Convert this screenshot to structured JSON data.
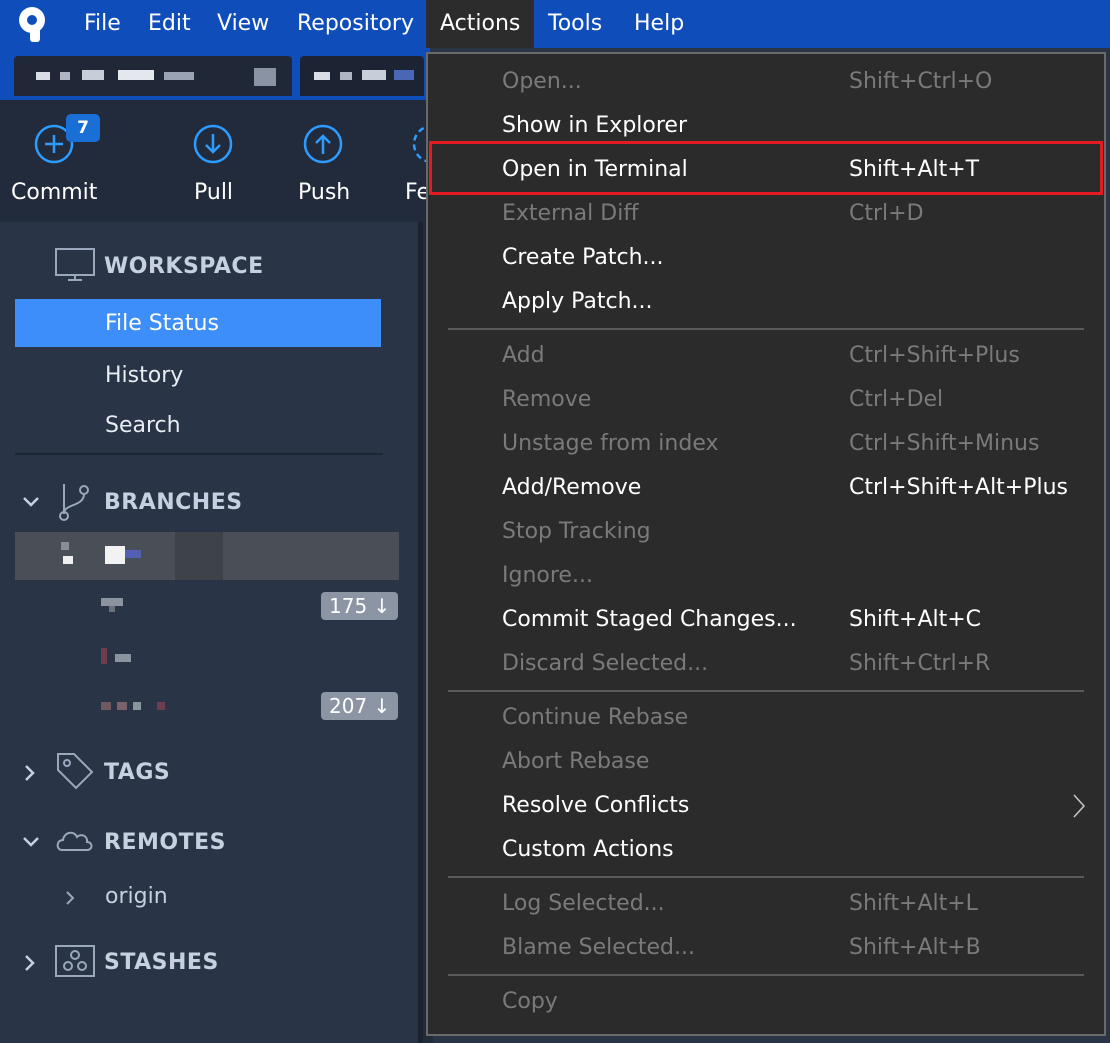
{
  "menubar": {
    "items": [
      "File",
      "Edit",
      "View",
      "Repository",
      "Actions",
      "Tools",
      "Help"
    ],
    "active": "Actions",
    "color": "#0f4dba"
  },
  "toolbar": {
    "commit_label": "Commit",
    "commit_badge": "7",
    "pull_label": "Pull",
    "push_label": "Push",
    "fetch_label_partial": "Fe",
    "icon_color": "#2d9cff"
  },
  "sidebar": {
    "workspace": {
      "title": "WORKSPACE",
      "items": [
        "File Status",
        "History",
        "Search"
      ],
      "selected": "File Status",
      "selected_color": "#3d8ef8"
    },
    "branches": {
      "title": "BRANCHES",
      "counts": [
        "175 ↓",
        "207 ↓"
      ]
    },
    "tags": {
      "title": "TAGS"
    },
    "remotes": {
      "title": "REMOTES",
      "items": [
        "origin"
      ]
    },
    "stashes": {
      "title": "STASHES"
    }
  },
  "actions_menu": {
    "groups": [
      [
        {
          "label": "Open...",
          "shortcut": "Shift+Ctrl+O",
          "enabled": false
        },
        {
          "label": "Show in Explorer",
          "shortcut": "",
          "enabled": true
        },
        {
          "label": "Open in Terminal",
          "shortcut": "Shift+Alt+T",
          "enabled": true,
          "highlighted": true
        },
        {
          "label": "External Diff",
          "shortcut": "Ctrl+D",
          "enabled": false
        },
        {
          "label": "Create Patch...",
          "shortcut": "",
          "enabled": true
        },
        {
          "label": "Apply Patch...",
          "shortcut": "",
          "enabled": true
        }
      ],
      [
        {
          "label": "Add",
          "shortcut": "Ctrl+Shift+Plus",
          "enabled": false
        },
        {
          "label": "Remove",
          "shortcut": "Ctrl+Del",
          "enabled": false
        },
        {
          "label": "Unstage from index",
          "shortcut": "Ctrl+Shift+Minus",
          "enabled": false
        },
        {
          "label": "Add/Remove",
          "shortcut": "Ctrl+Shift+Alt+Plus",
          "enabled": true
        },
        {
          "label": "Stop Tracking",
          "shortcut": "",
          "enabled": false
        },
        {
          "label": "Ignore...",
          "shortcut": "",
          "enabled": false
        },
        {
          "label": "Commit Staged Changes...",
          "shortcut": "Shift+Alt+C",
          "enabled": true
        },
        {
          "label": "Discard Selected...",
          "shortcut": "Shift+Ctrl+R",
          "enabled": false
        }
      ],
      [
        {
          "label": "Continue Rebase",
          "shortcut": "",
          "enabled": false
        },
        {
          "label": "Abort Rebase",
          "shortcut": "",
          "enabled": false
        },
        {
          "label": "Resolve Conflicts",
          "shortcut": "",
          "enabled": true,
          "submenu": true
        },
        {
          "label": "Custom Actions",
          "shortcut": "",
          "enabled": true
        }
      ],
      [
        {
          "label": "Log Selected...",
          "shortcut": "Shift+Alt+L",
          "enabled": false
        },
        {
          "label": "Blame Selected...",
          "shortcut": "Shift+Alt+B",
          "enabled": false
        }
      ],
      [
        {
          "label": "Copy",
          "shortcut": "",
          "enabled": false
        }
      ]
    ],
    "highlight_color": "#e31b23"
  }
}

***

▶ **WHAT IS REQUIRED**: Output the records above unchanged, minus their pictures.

▶ **SOLUTION TO THE PROBLEM**:
Convert this screenshot to structured JSON data.
{
  "menubar": {
    "items": [
      "File",
      "Edit",
      "View",
      "Repository",
      "Actions",
      "Tools",
      "Help"
    ],
    "active": "Actions",
    "color": "#0f4dba"
  },
  "toolbar": {
    "commit_label": "Commit",
    "commit_badge": "7",
    "pull_label": "Pull",
    "push_label": "Push",
    "fetch_label_partial": "Fe",
    "icon_color": "#2d9cff"
  },
  "sidebar": {
    "workspace": {
      "title": "WORKSPACE",
      "items": [
        "File Status",
        "History",
        "Search"
      ],
      "selected": "File Status",
      "selected_color": "#3d8ef8"
    },
    "branches": {
      "title": "BRANCHES",
      "counts": [
        "175 ↓",
        "207 ↓"
      ]
    },
    "tags": {
      "title": "TAGS"
    },
    "remotes": {
      "title": "REMOTES",
      "items": [
        "origin"
      ]
    },
    "stashes": {
      "title": "STASHES"
    }
  },
  "actions_menu": {
    "groups": [
      [
        {
          "label": "Open...",
          "shortcut": "Shift+Ctrl+O",
          "enabled": false
        },
        {
          "label": "Show in Explorer",
          "shortcut": "",
          "enabled": true
        },
        {
          "label": "Open in Terminal",
          "shortcut": "Shift+Alt+T",
          "enabled": true,
          "highlighted": true
        },
        {
          "label": "External Diff",
          "shortcut": "Ctrl+D",
          "enabled": false
        },
        {
          "label": "Create Patch...",
          "shortcut": "",
          "enabled": true
        },
        {
          "label": "Apply Patch...",
          "shortcut": "",
          "enabled": true
        }
      ],
      [
        {
          "label": "Add",
          "shortcut": "Ctrl+Shift+Plus",
          "enabled": false
        },
        {
          "label": "Remove",
          "shortcut": "Ctrl+Del",
          "enabled": false
        },
        {
          "label": "Unstage from index",
          "shortcut": "Ctrl+Shift+Minus",
          "enabled": false
        },
        {
          "label": "Add/Remove",
          "shortcut": "Ctrl+Shift+Alt+Plus",
          "enabled": true
        },
        {
          "label": "Stop Tracking",
          "shortcut": "",
          "enabled": false
        },
        {
          "label": "Ignore...",
          "shortcut": "",
          "enabled": false
        },
        {
          "label": "Commit Staged Changes...",
          "shortcut": "Shift+Alt+C",
          "enabled": true
        },
        {
          "label": "Discard Selected...",
          "shortcut": "Shift+Ctrl+R",
          "enabled": false
        }
      ],
      [
        {
          "label": "Continue Rebase",
          "shortcut": "",
          "enabled": false
        },
        {
          "label": "Abort Rebase",
          "shortcut": "",
          "enabled": false
        },
        {
          "label": "Resolve Conflicts",
          "shortcut": "",
          "enabled": true,
          "submenu": true
        },
        {
          "label": "Custom Actions",
          "shortcut": "",
          "enabled": true
        }
      ],
      [
        {
          "label": "Log Selected...",
          "shortcut": "Shift+Alt+L",
          "enabled": false
        },
        {
          "label": "Blame Selected...",
          "shortcut": "Shift+Alt+B",
          "enabled": false
        }
      ],
      [
        {
          "label": "Copy",
          "shortcut": "",
          "enabled": false
        }
      ]
    ],
    "highlight_color": "#e31b23"
  }
}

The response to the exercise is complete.